TASK STATEMENT.
Copy out every line of the data where the word "this" is found.

EXTRACTED INFORMATION.
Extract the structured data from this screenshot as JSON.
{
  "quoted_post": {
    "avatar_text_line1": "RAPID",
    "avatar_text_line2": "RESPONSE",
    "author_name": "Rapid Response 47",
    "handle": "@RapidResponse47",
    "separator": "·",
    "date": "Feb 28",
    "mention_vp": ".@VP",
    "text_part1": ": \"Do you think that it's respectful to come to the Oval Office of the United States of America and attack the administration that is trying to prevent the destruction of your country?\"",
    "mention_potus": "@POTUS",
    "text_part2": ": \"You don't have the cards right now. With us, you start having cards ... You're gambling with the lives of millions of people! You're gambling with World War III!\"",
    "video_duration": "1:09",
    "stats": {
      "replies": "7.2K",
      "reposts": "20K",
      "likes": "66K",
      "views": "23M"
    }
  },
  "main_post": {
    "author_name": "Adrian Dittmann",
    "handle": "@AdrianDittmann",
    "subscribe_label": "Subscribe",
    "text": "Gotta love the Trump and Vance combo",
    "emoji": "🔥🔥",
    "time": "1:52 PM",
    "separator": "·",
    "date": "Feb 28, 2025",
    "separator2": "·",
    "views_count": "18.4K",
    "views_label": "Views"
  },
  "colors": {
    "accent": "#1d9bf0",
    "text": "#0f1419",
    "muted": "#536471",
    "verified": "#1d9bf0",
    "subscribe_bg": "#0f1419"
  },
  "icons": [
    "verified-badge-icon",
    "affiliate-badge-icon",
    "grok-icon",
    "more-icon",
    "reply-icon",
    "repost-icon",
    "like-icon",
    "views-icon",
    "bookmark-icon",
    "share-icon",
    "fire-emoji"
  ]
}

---

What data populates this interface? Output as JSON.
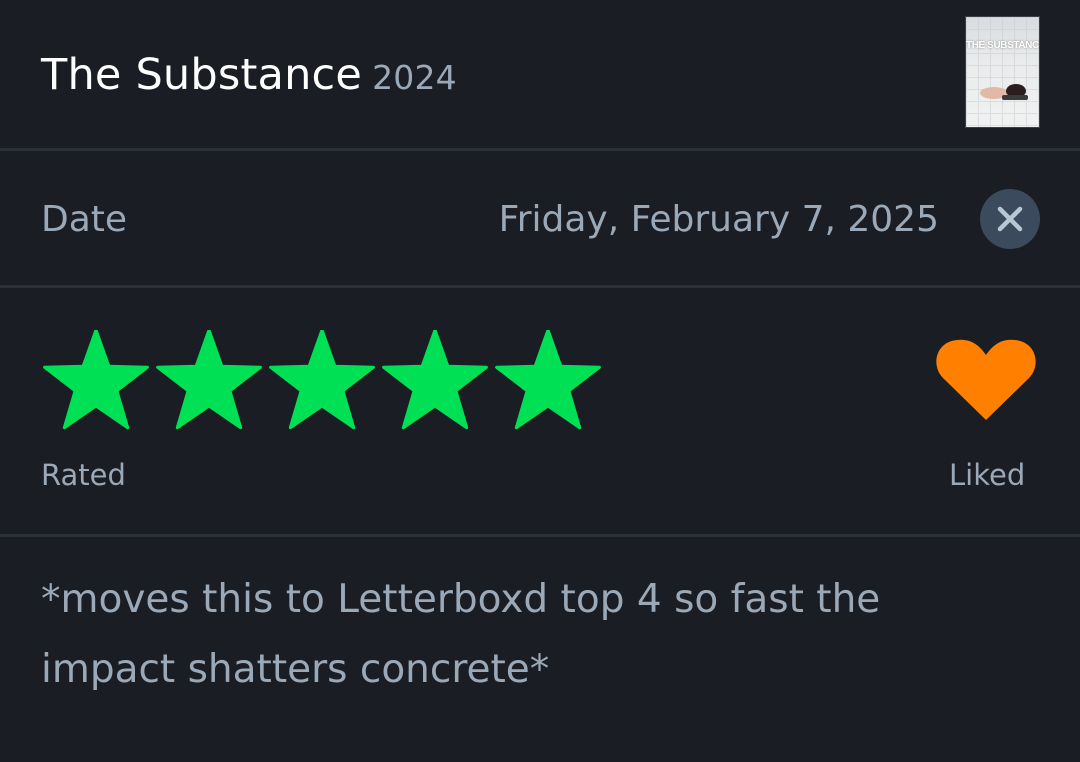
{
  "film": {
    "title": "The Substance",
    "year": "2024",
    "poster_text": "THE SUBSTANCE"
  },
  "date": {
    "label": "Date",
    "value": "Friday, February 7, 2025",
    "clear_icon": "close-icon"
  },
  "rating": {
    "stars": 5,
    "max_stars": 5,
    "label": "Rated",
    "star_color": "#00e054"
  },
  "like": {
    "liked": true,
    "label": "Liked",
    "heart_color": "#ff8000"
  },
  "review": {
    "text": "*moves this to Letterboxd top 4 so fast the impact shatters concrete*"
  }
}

EXERCISE SOLUTION.
Extract the structured data from this screenshot as JSON.
What data populates this interface? Output as JSON.
    "text": "*moves this to Letterboxd top 4 so fast the impact shatters concrete*"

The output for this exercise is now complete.